EXERCISE PROMPT:
Without changing a single word, write out every entry.

MATERIAL SUPPLIED:
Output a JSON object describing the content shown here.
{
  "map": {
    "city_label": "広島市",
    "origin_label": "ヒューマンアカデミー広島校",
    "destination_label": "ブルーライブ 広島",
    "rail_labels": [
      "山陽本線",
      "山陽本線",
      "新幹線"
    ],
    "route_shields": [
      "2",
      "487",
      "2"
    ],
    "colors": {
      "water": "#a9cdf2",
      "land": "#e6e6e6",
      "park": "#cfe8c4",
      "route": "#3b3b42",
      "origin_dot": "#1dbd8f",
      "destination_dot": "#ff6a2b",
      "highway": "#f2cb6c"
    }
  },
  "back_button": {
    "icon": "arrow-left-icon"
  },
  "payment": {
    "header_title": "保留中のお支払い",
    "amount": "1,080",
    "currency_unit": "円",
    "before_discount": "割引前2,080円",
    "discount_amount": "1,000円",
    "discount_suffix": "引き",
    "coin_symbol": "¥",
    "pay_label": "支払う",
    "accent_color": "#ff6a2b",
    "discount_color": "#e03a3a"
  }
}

SOLUTION FOR THIS EXERCISE:
Output a JSON object describing the content shown here.
{
  "map": {
    "city_label": "広島市",
    "origin_label": "ヒューマンアカデミー広島校",
    "destination_label": "ブルーライブ 広島",
    "rail_labels": [
      "山陽本線",
      "山陽本線",
      "新幹線"
    ],
    "route_shields": [
      "2",
      "487",
      "2"
    ],
    "colors": {
      "water": "#a9cdf2",
      "land": "#e6e6e6",
      "park": "#cfe8c4",
      "route": "#3b3b42",
      "origin_dot": "#1dbd8f",
      "destination_dot": "#ff6a2b",
      "highway": "#f2cb6c"
    }
  },
  "back_button": {
    "icon": "arrow-left-icon"
  },
  "payment": {
    "header_title": "保留中のお支払い",
    "amount": "1,080",
    "currency_unit": "円",
    "before_discount": "割引前2,080円",
    "discount_amount": "1,000円",
    "discount_suffix": "引き",
    "coin_symbol": "¥",
    "pay_label": "支払う",
    "accent_color": "#ff6a2b",
    "discount_color": "#e03a3a"
  }
}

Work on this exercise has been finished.